SSD (Solid State Drive) and eMMC (embedded MultiMediaCard) are both storage devices, but they differ in performance and usage. SSD is a high-performance storage device that uses flash memory chips to store data, with fast read and write speeds and high reliability. The flash memory chip used by SSDs can be divided into multiple blocks, making reading and writing data more efficient. It typically uses SATA, PCIe, or NVMe interfaces, which can provide faster data transfer speeds. SSD is applicable to high-performance computers that need fast data access and applications with large storage requirements, such as games, video editing, and large databases. EMMC is a simpler and cheaper storage device, which is an integrated circuit card (IC card) that contains storage chips, controllers, and interfaces internally. EMMC usually uses an MMC interface, which is slower in speed. It is mainly used for low-power devices, such as smartphones, tablets, embedded systems, and some low-end laptops. Although eMMC is relatively slow, it has lower cost, lower power consumption, and higher stability. Overall, SSDs provide better performance, higher capacity, and faster data transfer speeds, making them suitable for applications that require high-performance and high-capacity storage. EMMC is suitable for some lightweight devices and applications with low storage performance requirements. When choosing a storage device that suits your needs, you can make decisions based on the actual situation and budget.
SSD VS .hybrid hard drive
SSD (Solid-state drive) and Hybrid Hard Drive are two different types of storage devices. They differ in working principle, performance and price.
SSD is a type of hard drive that uses flash memory chips to store data. It has no moving parts, resulting in faster read and write speeds, shorter response times, and better seismic resistance. It is also more durable than traditional mechanical hard drives and will not be affected by collisions or vibrations. SSDs usually have a smaller size and usually use SATA, PCIe, or NVMe interfaces for high-performance computers and applications requiring fast storage. The main advantages of SSDs are fast speed and high reliability, making them suitable for applications that require fast data access and startup speed.
Hybrid hard drives are storage devices that combine traditional mechanical hard drives (HDDs) with a small SSD portion. Mechanical hard drives typically have larger capacity and lower costs, but their read and write speeds are relatively slow. Hybrid hard drives, on the other hand, improve performance by adding a small SSD cache to the hard drive. The cache stores frequently accessed data, which can be read and written faster. This combination improves performance to a certain extent while retaining larger storage capacity.
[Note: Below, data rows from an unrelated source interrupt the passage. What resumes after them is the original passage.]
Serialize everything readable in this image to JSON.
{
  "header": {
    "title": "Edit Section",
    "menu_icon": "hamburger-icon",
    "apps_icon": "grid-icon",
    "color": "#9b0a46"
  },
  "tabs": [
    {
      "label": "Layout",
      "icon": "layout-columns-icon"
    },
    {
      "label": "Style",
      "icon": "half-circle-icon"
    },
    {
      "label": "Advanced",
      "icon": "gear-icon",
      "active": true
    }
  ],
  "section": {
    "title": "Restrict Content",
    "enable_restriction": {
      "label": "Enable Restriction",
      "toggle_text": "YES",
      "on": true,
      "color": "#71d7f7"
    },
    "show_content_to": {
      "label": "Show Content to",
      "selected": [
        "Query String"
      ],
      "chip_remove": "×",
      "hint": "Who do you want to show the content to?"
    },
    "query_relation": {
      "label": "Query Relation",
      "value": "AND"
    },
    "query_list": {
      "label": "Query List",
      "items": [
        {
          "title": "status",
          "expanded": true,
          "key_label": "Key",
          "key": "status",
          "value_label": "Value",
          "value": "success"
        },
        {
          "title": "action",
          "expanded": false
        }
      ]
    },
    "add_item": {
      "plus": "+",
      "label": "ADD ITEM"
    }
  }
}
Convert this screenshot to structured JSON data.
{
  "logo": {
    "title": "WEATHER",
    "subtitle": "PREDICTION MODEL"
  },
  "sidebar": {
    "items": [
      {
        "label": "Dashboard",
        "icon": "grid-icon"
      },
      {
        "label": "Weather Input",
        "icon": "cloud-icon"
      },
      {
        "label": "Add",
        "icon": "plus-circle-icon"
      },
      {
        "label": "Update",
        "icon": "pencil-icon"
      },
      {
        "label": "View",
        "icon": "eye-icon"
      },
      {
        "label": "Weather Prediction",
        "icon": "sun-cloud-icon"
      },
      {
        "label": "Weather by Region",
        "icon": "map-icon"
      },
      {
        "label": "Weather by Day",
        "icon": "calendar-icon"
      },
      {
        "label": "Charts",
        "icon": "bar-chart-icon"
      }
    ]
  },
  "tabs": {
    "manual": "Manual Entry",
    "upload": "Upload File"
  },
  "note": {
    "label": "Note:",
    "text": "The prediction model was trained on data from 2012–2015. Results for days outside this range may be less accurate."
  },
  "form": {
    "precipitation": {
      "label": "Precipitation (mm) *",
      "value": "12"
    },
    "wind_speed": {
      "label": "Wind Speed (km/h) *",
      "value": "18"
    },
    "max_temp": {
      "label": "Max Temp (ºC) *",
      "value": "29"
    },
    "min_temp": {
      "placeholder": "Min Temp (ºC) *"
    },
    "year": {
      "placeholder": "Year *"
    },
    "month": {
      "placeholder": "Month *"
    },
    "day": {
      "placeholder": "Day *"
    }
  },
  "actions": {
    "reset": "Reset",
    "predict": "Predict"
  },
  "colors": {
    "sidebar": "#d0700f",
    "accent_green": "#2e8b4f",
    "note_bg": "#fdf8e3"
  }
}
Hybrid hard drives are suitable for users who require large storage capacity and relatively high performance.
Although hybrid hard drives provide a certain degree of performance improvement, their response speed and read/write speed are still slower compared to real SSDs. Therefore, if you have higher requirements for speed and response performance, especially when opening applications and loading large files, SSD is a more ideal choice. If you need larger storage capacity and lower costs, while still hoping to improve some performance, hybrid hard drives may be a more suitable choice. The final choice will depend on your application needs, budget, and personal preferences.
Factors to consider when shopping for SSDs include